Noll was blunter.
“It’s absurd,” Noll said. “It’s unsafe. Right now, (they’re) trying to curb overtime and everything else because of budget cuts. If somebody calls in sick, you can’t replace them with somebody else.”
Resendez agreed. There are 54 county sheriff’s deputies, 27 of whom are assigned to road patrols, while the rest handle court duties, are assigned to the detective bureau or handle warrant arrests and civil affairs.
The deputies on road patrol work eight-hour shifts. On any given shift, there are six to nine deputies available, but that doesn’t include days off, sick days, vacation days and other incidentals, Resendez said.
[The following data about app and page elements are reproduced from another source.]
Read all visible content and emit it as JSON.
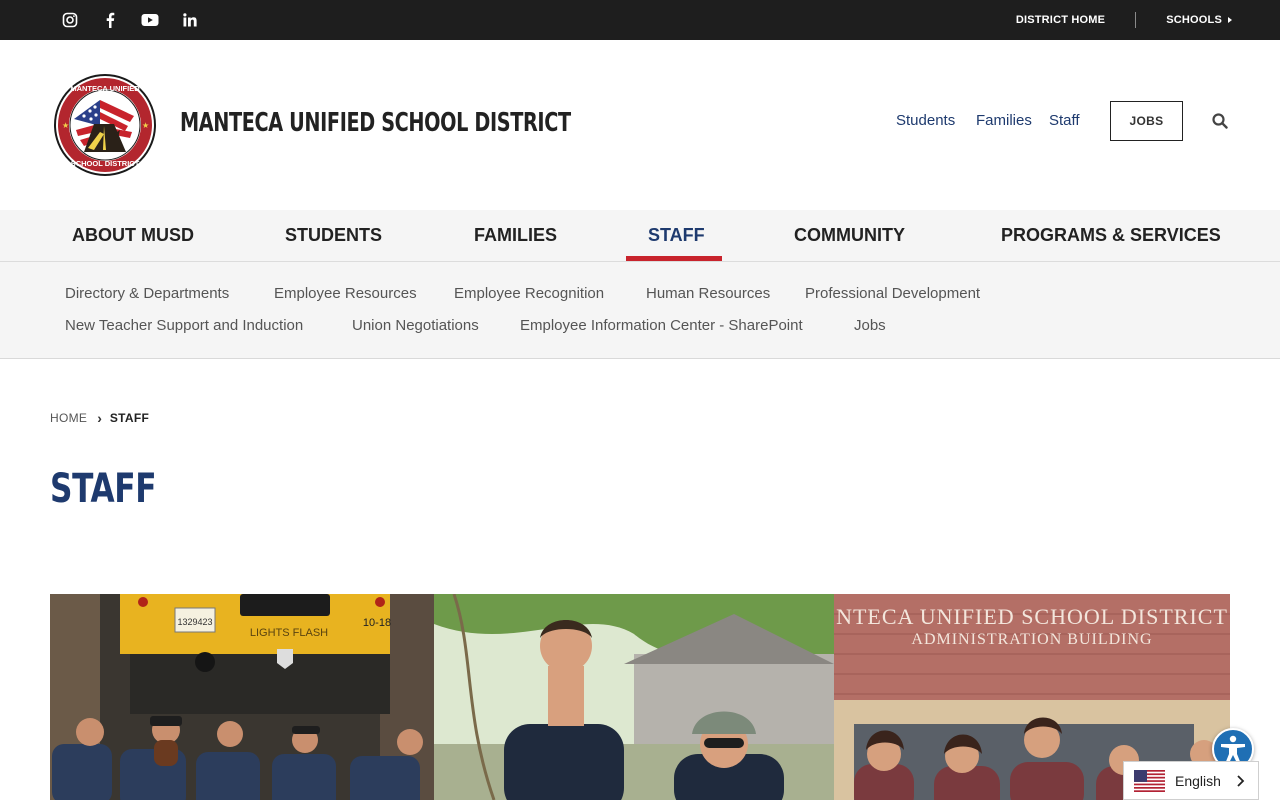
{
  "topbar": {
    "social": [
      {
        "name": "instagram-icon"
      },
      {
        "name": "facebook-icon"
      },
      {
        "name": "youtube-icon"
      },
      {
        "name": "linkedin-icon"
      }
    ],
    "district_home": "DISTRICT HOME",
    "schools": "SCHOOLS"
  },
  "header": {
    "logo_text": {
      "top": "MANTECA UNIFIED",
      "bottom": "SCHOOL DISTRICT"
    },
    "site_name": "MANTECA UNIFIED SCHOOL DISTRICT",
    "audience_links": [
      "Students",
      "Families",
      "Staff"
    ],
    "jobs": "JOBS",
    "search_icon": "search-icon"
  },
  "mainnav": {
    "items": [
      "ABOUT MUSD",
      "STUDENTS",
      "FAMILIES",
      "STAFF",
      "COMMUNITY",
      "PROGRAMS & SERVICES"
    ],
    "active": "STAFF",
    "accent": "#c8232c"
  },
  "subnav": {
    "row1": [
      "Directory & Departments",
      "Employee Resources",
      "Employee Recognition",
      "Human Resources",
      "Professional Development"
    ],
    "row2": [
      "New Teacher Support and Induction",
      "Union Negotiations",
      "Employee Information Center - SharePoint",
      "Jobs"
    ]
  },
  "breadcrumb": {
    "home": "HOME",
    "current": "STAFF"
  },
  "page": {
    "title": "STAFF"
  },
  "banner": {
    "bus_plate": "1329423",
    "bus_sign": "LIGHTS FLASH",
    "bus_number": "10-18",
    "building_sign_1": "NTECA UNIFIED SCHOOL DISTRICT",
    "building_sign_2": "ADMINISTRATION BUILDING"
  },
  "language": {
    "label": "English",
    "flag": "us-flag-icon"
  },
  "colors": {
    "brand_blue": "#1e3a6e",
    "accent_red": "#c8232c",
    "topbar": "#1e1e1e",
    "a11y_blue": "#1f6fb4"
  }
}
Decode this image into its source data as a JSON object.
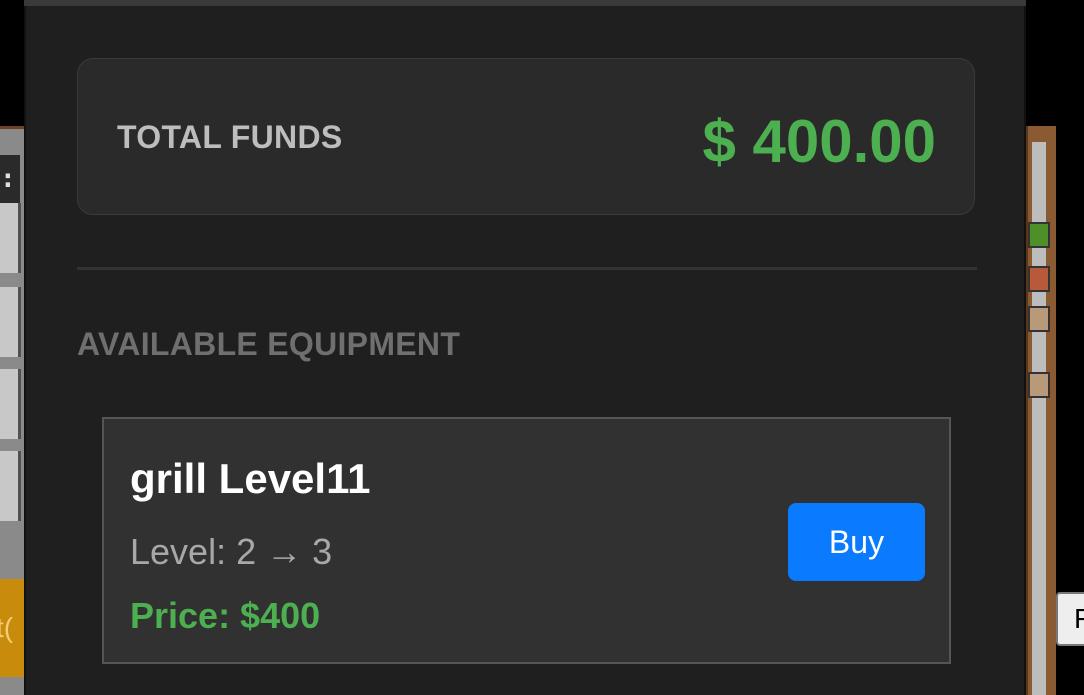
{
  "background": {
    "left_text": ":",
    "left_orange_text": "t(",
    "right_button_text": "F"
  },
  "shop": {
    "funds": {
      "label": "TOTAL FUNDS",
      "value": "$ 400.00"
    },
    "section_title": "AVAILABLE EQUIPMENT",
    "items": [
      {
        "name": "grill Level11",
        "level_text": "Level: 2 → 3",
        "price_text": "Price: $400",
        "buy_label": "Buy"
      }
    ]
  },
  "colors": {
    "panel_bg": "#1f1f1f",
    "card_bg": "#2a2a2a",
    "funds_green": "#4caf50",
    "buy_blue": "#0a7bff"
  }
}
Generally, that ends up meaning there are about six deputies per shift.
“If one guy is on vacation, that takes you down to five guys,” Resendez said.
Noll said the manpower shortage is taking its toll on the deputies.
“This incident (Tuesday) could have ended in tragedy,” Noll said. “These guys know in the back of their minds that there’s no backup.”
Resendez said deputies are forced to adjust their style of policing for every call.
“When I was a Lorain policeman and I called for backup, I heard another siren within 30 seconds,’’ Resendez said. “Out here, we say ‘Send another car right away’ and it may be 10 minutes before someone shows up, so now my style of policing needs to change.”
In some situations, it works. For instance, if a deputy finds a carload of robbery suspects trolling the area, he’ll wait for backup to arrive before trying to pull the car over, Resendez said.
But with incidents that unravel quickly, there’s little comfort.
“I think we’re sort of ... not handcuffed, but we need to do what we can within the funding means,” Resendez said. “We can’t go out and hire 10 more deputies. We do what we can internally to provide safety.”
Contact Shawn Foucher at 329-7197 or email@example.com.